(Dataset entries)
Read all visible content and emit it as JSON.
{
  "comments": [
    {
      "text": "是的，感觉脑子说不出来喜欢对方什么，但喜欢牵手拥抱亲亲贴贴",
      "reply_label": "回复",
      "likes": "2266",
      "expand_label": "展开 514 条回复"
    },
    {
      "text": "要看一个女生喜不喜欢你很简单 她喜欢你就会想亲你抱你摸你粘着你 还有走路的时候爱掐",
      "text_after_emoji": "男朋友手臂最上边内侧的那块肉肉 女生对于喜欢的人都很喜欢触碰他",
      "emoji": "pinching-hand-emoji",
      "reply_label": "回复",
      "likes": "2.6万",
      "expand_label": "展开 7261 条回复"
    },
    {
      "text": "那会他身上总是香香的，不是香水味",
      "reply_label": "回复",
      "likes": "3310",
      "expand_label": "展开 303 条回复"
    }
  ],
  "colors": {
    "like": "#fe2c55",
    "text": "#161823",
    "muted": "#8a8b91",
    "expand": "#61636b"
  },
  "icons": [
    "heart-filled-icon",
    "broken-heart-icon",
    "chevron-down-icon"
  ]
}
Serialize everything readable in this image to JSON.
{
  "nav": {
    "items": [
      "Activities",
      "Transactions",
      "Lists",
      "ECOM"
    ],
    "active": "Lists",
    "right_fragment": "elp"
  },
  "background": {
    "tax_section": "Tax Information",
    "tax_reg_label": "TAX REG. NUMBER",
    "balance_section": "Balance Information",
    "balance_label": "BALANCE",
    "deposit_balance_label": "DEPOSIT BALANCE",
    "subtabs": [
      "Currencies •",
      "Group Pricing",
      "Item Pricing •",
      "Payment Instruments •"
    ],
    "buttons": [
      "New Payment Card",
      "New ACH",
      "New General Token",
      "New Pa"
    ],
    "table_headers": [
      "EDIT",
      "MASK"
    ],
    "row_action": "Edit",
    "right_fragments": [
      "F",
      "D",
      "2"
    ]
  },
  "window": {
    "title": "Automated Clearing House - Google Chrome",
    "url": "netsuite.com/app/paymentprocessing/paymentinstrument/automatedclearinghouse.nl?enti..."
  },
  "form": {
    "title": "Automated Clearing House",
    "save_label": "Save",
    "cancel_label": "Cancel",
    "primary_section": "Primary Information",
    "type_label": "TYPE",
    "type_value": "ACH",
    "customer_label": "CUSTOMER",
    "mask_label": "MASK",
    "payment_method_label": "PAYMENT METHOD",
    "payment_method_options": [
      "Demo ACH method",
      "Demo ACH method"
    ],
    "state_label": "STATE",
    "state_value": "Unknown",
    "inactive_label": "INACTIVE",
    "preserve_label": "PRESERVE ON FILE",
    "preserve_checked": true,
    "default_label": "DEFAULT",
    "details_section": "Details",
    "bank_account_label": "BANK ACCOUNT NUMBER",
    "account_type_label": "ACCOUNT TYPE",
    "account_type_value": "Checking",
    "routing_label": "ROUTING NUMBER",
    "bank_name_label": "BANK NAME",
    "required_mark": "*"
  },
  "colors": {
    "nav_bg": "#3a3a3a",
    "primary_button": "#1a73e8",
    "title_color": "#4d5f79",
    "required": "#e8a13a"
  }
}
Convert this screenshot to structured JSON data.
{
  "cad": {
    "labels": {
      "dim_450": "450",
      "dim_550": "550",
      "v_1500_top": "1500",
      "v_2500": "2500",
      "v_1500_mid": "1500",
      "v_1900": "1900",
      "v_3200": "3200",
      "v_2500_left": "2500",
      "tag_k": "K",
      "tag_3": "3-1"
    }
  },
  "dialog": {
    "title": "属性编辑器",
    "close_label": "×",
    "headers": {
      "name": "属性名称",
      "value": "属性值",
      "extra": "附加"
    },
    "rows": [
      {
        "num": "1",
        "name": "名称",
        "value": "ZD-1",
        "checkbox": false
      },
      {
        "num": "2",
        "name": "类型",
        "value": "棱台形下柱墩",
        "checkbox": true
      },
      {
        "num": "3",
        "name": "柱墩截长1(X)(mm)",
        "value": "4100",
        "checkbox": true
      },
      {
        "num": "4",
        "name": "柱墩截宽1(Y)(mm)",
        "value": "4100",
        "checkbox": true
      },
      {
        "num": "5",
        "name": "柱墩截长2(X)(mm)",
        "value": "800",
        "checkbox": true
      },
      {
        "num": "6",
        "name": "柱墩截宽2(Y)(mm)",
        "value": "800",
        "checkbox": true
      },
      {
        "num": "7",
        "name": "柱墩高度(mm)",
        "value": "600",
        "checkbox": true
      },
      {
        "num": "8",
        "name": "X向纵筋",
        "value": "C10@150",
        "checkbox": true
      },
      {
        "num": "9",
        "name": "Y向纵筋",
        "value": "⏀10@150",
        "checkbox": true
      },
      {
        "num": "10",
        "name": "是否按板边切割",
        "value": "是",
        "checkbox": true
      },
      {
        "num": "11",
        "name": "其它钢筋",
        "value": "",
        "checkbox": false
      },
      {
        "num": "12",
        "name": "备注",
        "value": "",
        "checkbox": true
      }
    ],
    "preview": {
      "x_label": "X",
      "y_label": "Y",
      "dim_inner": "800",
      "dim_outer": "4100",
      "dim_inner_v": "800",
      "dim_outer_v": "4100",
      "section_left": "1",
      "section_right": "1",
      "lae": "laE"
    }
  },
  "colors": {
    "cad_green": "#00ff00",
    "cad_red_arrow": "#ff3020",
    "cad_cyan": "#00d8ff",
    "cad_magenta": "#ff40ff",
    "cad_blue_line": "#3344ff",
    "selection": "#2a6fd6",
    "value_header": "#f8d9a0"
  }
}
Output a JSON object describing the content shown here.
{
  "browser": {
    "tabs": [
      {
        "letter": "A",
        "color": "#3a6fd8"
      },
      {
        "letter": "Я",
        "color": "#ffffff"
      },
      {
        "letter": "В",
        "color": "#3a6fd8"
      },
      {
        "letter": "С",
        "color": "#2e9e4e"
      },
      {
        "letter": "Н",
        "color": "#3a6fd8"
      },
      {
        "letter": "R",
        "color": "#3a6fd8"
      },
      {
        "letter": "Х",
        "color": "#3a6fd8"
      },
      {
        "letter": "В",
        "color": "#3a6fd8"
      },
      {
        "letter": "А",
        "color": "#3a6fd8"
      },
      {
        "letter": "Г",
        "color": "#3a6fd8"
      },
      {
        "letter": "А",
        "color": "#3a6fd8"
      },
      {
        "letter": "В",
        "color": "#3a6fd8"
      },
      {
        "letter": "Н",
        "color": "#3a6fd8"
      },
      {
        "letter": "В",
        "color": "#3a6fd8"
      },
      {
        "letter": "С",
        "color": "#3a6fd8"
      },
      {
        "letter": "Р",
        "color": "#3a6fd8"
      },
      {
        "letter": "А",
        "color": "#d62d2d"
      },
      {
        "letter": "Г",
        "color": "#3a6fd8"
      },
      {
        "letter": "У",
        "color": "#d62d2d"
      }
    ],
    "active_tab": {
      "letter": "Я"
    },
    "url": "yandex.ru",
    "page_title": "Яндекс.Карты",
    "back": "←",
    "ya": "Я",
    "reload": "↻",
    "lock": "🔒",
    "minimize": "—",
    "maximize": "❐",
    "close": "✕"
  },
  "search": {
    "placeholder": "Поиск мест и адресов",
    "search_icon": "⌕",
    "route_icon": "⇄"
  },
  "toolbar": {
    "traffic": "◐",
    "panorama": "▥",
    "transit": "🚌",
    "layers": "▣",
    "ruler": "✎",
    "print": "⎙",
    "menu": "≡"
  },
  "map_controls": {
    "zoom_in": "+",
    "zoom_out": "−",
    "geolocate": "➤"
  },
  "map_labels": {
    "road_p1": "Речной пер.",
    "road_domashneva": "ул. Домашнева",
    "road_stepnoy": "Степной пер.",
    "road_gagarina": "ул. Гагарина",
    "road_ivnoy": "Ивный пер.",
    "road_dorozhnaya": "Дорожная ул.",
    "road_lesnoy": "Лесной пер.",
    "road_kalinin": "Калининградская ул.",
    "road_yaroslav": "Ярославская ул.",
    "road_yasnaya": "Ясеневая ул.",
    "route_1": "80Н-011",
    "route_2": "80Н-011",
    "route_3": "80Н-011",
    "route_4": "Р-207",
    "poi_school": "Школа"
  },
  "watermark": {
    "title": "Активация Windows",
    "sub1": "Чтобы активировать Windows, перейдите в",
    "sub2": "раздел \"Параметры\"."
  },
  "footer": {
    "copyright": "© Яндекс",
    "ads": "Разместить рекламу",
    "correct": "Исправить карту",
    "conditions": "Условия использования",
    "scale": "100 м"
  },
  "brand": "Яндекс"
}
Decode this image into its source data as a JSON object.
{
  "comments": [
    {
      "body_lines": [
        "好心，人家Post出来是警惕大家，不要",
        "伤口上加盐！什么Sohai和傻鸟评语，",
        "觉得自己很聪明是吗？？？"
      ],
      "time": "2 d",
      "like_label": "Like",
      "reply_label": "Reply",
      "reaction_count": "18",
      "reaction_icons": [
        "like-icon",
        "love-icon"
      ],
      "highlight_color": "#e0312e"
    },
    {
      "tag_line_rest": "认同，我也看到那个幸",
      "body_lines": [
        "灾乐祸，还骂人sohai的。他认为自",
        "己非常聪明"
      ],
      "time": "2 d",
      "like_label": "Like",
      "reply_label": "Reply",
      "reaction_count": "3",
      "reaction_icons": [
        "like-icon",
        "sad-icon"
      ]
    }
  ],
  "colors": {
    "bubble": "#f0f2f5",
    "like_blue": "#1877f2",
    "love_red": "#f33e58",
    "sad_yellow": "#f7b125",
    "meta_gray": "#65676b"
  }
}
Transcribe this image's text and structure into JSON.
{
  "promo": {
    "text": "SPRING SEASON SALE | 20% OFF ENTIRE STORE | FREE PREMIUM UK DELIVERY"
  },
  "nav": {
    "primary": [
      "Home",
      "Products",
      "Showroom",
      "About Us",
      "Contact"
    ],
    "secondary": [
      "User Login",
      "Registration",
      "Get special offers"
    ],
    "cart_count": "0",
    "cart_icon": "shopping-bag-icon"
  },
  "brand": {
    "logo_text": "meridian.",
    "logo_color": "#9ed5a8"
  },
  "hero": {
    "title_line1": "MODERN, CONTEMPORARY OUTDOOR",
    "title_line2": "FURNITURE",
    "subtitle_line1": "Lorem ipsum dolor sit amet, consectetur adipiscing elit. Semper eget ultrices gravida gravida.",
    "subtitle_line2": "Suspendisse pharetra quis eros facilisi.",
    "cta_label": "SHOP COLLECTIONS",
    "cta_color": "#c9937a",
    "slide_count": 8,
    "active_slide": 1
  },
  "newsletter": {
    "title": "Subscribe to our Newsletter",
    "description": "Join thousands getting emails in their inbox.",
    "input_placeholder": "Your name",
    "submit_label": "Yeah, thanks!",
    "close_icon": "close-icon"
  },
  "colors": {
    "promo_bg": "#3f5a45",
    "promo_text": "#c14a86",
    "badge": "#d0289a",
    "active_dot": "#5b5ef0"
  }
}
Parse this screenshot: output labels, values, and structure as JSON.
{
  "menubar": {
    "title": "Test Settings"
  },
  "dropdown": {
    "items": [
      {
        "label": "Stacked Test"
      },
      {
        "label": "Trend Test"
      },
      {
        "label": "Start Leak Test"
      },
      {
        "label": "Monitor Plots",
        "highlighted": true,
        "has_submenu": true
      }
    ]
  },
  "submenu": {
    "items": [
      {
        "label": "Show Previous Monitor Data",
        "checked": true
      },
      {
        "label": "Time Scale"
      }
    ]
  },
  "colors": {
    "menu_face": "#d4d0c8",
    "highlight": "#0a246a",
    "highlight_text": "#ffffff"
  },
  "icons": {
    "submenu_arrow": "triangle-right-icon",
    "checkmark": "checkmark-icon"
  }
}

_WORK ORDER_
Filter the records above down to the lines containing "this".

_COMPLETED TASK_
Serialize everything readable in this image to JSON.
Convert this screenshot to structured JSON data.
Decode this image into its source data as a JSON object.
Transcribe this image's text and structure into JSON.
Parse this screenshot: output labels, values, and structure as JSON.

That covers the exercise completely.